EXERCISE INPUT –
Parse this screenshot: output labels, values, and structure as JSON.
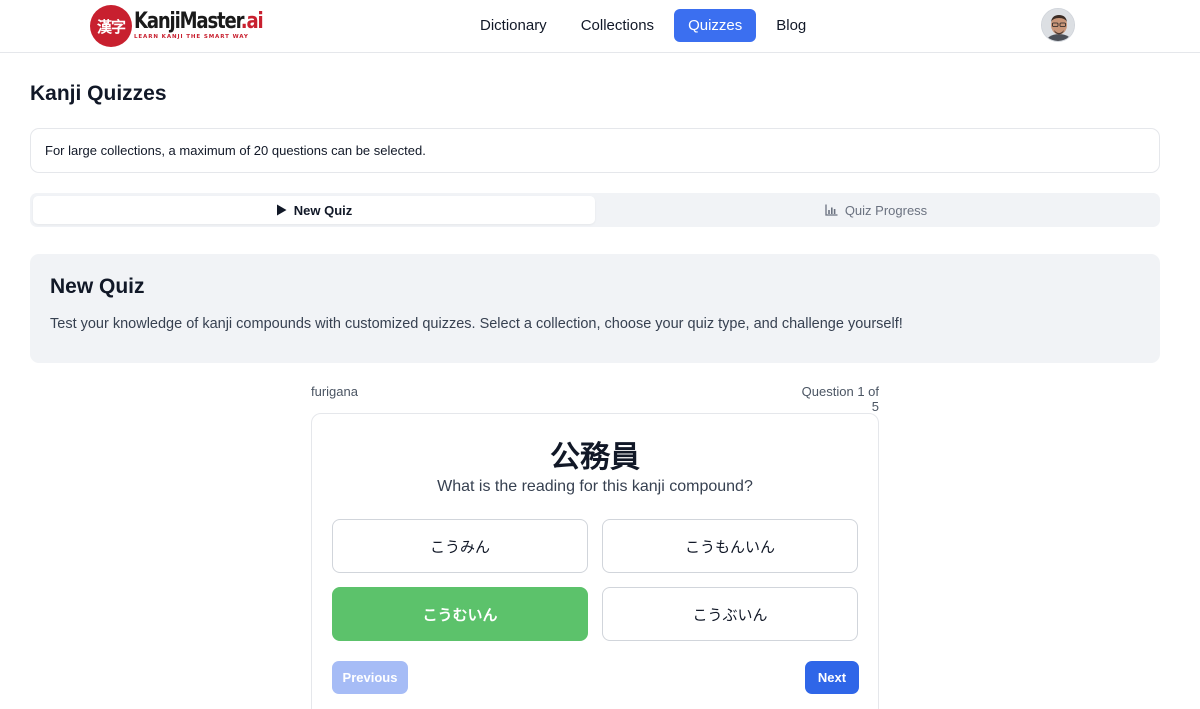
{
  "header": {
    "logo": {
      "mark": "漢字",
      "name": "KanjiMaster",
      "name_suffix": ".ai",
      "tagline": "LEARN KANJI THE SMART WAY"
    },
    "nav": [
      {
        "label": "Dictionary",
        "active": false
      },
      {
        "label": "Collections",
        "active": false
      },
      {
        "label": "Quizzes",
        "active": true
      },
      {
        "label": "Blog",
        "active": false
      }
    ]
  },
  "page": {
    "title": "Kanji Quizzes",
    "notice": "For large collections, a maximum of 20 questions can be selected."
  },
  "tabs": [
    {
      "label": "New Quiz",
      "icon": "play-icon",
      "active": true
    },
    {
      "label": "Quiz Progress",
      "icon": "chart-icon",
      "active": false
    }
  ],
  "hero": {
    "title": "New Quiz",
    "description": "Test your knowledge of kanji compounds with customized quizzes. Select a collection, choose your quiz type, and challenge yourself!"
  },
  "quiz": {
    "type": "furigana",
    "progress": "Question 1 of 5",
    "kanji": "公務員",
    "question": "What is the reading for this kanji compound?",
    "options": [
      "こうみん",
      "こうもんいん",
      "こうむいん",
      "こうぶいん"
    ],
    "correct_option": "こうむいん",
    "previous_label": "Previous",
    "next_label": "Next"
  },
  "colors": {
    "accent": "#3b6ff0",
    "correct": "#5cc26b",
    "brand_red": "#c8202f"
  }
}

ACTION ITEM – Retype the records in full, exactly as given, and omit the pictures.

EXERCISE RESPONSE –
Parse this screenshot: output labels, values, and structure as JSON.
{
  "header": {
    "logo": {
      "mark": "漢字",
      "name": "KanjiMaster",
      "name_suffix": ".ai",
      "tagline": "LEARN KANJI THE SMART WAY"
    },
    "nav": [
      {
        "label": "Dictionary",
        "active": false
      },
      {
        "label": "Collections",
        "active": false
      },
      {
        "label": "Quizzes",
        "active": true
      },
      {
        "label": "Blog",
        "active": false
      }
    ]
  },
  "page": {
    "title": "Kanji Quizzes",
    "notice": "For large collections, a maximum of 20 questions can be selected."
  },
  "tabs": [
    {
      "label": "New Quiz",
      "icon": "play-icon",
      "active": true
    },
    {
      "label": "Quiz Progress",
      "icon": "chart-icon",
      "active": false
    }
  ],
  "hero": {
    "title": "New Quiz",
    "description": "Test your knowledge of kanji compounds with customized quizzes. Select a collection, choose your quiz type, and challenge yourself!"
  },
  "quiz": {
    "type": "furigana",
    "progress": "Question 1 of 5",
    "kanji": "公務員",
    "question": "What is the reading for this kanji compound?",
    "options": [
      "こうみん",
      "こうもんいん",
      "こうむいん",
      "こうぶいん"
    ],
    "correct_option": "こうむいん",
    "previous_label": "Previous",
    "next_label": "Next"
  },
  "colors": {
    "accent": "#3b6ff0",
    "correct": "#5cc26b",
    "brand_red": "#c8202f"
  }
}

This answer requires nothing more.